The narrator functions as a character in the story due to the fact that they seem to be actively creating Omelas while they are telling their tale. Describing the city serves as an act of invention. While relaying details about Omelas, the narrator presents those details as if they just occurred to them, and each detail serves to flesh out and expand upon the city’s utopian characteristics, answering (unasked) questions on behalf of what the narrator assumes to be a dubious audience. The more the narrator describes, the more they reveal about not only the city, but also their relationship to the audience they hold in thrall. The narrator comes across as an imaginative storyteller eager to convince a group of skeptics.

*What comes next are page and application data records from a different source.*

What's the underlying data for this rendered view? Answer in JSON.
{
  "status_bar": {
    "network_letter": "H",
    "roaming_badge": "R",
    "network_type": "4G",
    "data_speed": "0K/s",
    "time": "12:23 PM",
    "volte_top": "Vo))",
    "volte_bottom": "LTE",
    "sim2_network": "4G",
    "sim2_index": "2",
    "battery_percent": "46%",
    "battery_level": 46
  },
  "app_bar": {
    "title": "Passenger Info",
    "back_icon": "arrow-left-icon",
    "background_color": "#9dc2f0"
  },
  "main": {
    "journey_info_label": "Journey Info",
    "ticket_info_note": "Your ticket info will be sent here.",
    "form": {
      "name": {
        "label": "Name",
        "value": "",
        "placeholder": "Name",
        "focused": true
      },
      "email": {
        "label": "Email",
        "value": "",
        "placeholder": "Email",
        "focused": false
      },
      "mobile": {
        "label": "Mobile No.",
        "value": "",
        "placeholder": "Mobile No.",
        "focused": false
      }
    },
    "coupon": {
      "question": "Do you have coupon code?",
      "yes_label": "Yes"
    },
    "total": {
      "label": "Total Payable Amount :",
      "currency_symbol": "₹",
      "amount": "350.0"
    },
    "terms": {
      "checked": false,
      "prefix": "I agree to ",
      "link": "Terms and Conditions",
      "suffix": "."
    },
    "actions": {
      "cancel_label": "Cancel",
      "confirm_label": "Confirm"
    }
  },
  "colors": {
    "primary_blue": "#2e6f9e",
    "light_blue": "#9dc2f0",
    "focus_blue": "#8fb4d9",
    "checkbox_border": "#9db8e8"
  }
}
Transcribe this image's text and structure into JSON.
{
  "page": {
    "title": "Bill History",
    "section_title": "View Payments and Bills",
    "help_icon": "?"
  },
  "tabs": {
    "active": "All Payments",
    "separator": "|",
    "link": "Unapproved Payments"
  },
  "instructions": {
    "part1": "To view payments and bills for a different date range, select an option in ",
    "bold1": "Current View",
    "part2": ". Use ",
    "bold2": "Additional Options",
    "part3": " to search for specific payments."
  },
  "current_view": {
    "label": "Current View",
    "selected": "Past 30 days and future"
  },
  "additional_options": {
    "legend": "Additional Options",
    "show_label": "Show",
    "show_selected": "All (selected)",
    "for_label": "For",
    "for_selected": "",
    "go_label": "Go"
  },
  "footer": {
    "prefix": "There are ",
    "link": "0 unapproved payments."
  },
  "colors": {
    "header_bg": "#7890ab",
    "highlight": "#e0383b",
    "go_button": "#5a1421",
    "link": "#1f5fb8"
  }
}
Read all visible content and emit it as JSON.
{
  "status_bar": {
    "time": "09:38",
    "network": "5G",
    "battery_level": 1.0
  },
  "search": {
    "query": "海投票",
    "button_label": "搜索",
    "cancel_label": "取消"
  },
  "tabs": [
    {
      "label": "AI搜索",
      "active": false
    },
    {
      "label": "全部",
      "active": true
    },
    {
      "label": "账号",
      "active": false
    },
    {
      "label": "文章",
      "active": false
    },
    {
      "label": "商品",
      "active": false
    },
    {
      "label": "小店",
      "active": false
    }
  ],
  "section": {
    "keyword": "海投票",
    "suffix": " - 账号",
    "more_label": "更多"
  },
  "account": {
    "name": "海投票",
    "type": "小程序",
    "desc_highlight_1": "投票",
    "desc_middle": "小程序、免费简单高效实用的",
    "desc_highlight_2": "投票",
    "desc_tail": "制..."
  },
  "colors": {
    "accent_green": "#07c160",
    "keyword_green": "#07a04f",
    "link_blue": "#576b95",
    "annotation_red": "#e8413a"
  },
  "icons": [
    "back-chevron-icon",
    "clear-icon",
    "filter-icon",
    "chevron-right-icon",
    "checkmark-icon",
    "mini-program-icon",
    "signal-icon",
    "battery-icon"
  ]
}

The narrator stands out for their use of the second person in telling their story. They acknowledge an audience while describing Omelas, and they ask questions of the audience before and after revealing Omelas’s conditions for the suffering child. In doing so, the narrator acts as a conduit between the fictional city of Omelas and the real world inhabited by the audience, rendering the audience complicit in Omelas’s making, and therefore also the child’s pain and suffering.